- Ang Lee for The Life of Pi (20th Century Fox, 2012)
- Martin Scorsese for Hugo (Paramount, 2011) and The Irishman (Netflix, 2019)
- Steven Spielberg for Bridge of Spies (Walt Disney Studios Motion Pictures, 2015).
And we absolutely cannot forget Quentin Tarantino. This singular auteur has a habit of offering us a provocative new cinematic event every seven years: Inglorious Basterds (The Weinstein Co., 2005), Django Unchained (The Weinstein Co., 2012), and Once Upon a Time . . . In Hollywood (Sony Pictures Releasing, 2019).
My must-see list of foreign films includes
- Ida (2013), Pawel Pawlikowski’s Oscar-winning Polish film about a would-be nun who leaves the convent and travels with a Jewish aunt in search of her family’s past
- A Fantastic Woman (2016), writer-director Sebastian Lelio’s take on a transgender Chilean woman facing personal turmoil after the death of her boyfriend
- Roma (2018), Alfonso Cuaron’s Oscar-winning look-back at his childhood in a suburb of Mexico City. This was my very favorite film of the 2010s.
I also highly recommend two marvelous films about children struggling to survive in bleak environs — Capernaum (2018), written and directed by Lebanese actor Nadine Labaki, and Shoplifters (2018), a Japanese film written and directed by Hirokazu Kore-eda, set in a poverty-stricken Tokyo neighborhood. Each of these touching dramas also gives evidence of the potential impact of child actors in the hands of consummate director-writer-storytellers. Though American-made, I also include in this narrative category The Florida Project (A24, 2017) about lively children in a housing settlement at the edge of Disney World.

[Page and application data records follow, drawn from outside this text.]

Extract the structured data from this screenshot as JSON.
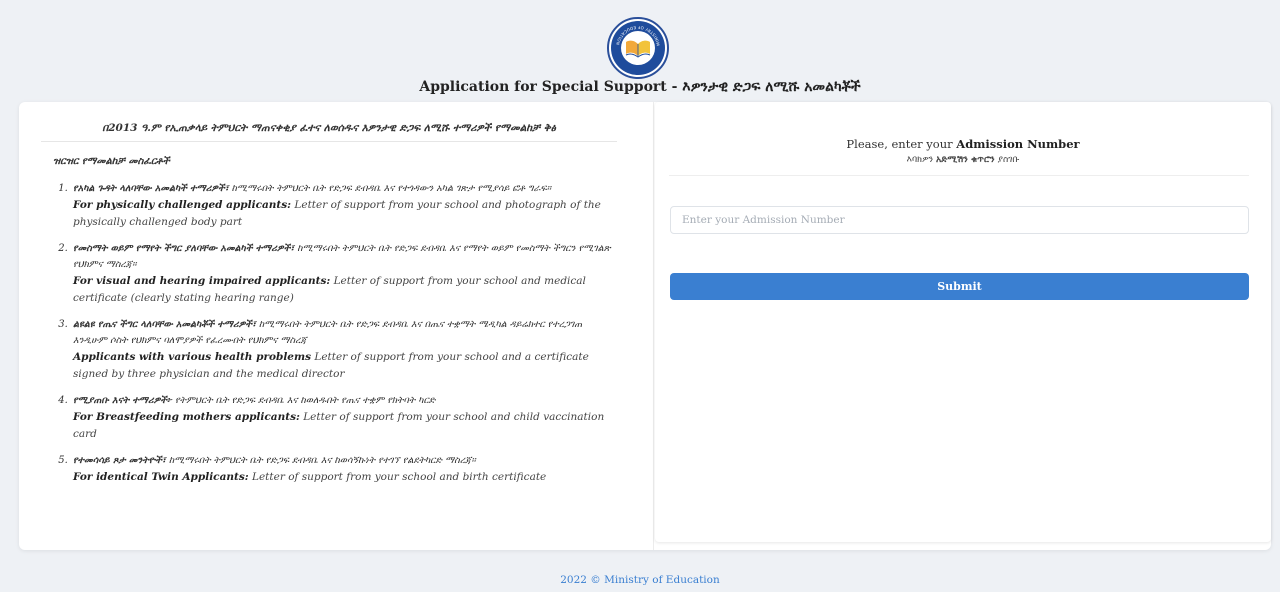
{
  "header": {
    "logo_text": "MINISTRY OF EDUCATION",
    "title": "Application for Special Support - እዎንታዊ ድጋፍ ለሚሹ አመልካቾች"
  },
  "left": {
    "heading": "በ2013 ዓ.ም የኢጠቃላይ ትምህርት ማጠናቀቂያ ፈተና ለወሰዱና እዎንታዊ ድጋፍ ለሚሹ ተማሪዎች የማመልከቻ ቅፅ",
    "instructions_label": "ዝርዝር የማመልከቻ መስፈርቶች",
    "requirements": [
      {
        "am_bold": "የአካል ጉዳት ላለባቸው አመልካች ተማሪዎች፣",
        "am_text": " ከሚማሩበት ትምህርት ቤት የድጋፍ ደብዳቤ እና የተጎዳውን አካል ገጽታ የሚያሳይ ፎቶ ግራፍ።",
        "en_bold": "For physically challenged applicants:",
        "en_text": " Letter of support from your school and photograph of the physically challenged body part"
      },
      {
        "am_bold": "የመስማት ወይም የማየት ችግር ያለባቸው አመልካች ተማሪዎች፣",
        "am_text": " ከሚማሩበት ትምህርት ቤት የድጋፍ ደብዳቤ እና የማየት ወይም የመስማት ችግርን የሚገልጽ የህክምና ማስረጃ።",
        "en_bold": "For visual and hearing impaired applicants:",
        "en_text": " Letter of support from your school and medical certificate (clearly stating hearing range)"
      },
      {
        "am_bold": "ልዩልዩ የጤና ችግር ላለባቸው አመልካቾች ተማሪዎች፣",
        "am_text": " ከሚማሩበት ትምህርት ቤት የድጋፍ ደብዳቤ እና በጤና ተቋማት ሜዲካል ዳይሬክተር የተረጋገጠ እንዲሁም ሶስት የህክምና ባለሞያዎች የፈረሙበት የህክምና ማስረጃ",
        "en_bold": "Applicants with various health problems",
        "en_text": " Letter of support from your school and a certificate signed by three physician and the medical director"
      },
      {
        "am_bold": "የሚያጠቡ እናት ተማሪዎች፦",
        "am_text": " የትምህርት ቤት የድጋፍ ደብዳቤ እና ከወለዱበት የጤና ተቋም የክትባት ካርድ",
        "en_bold": "For Breastfeeding mothers applicants:",
        "en_text": " Letter of support from your school and child vaccination card"
      },
      {
        "am_bold": "የተመሳሳይ ጾታ መንትዮች፣",
        "am_text": " ከሚማሩበት ትምህርት ቤት የድጋፍ ደብዳቤ እና ከወሳኝኩነት የተገኘ የልደትካርድ ማስረጃ።",
        "en_bold": "For identical Twin Applicants:",
        "en_text": " Letter of support from your school and birth certificate"
      }
    ]
  },
  "right": {
    "prompt_prefix": "Please, enter your ",
    "prompt_bold": "Admission Number",
    "prompt_am_prefix": "እባክዎን ",
    "prompt_am_bold": "አድሚሽን ቁጥሮን",
    "prompt_am_suffix": " ያስገቡ",
    "input_placeholder": "Enter your Admission Number",
    "input_value": "",
    "submit_label": "Submit"
  },
  "footer": {
    "text": "2022 © Ministry of Education"
  },
  "colors": {
    "accent": "#3a7fd1",
    "background": "#eef1f5",
    "logo_blue": "#1f4c9c"
  }
}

Looking forward to a new year of films and I wish you Happy Holidays and the Very Best in 2020.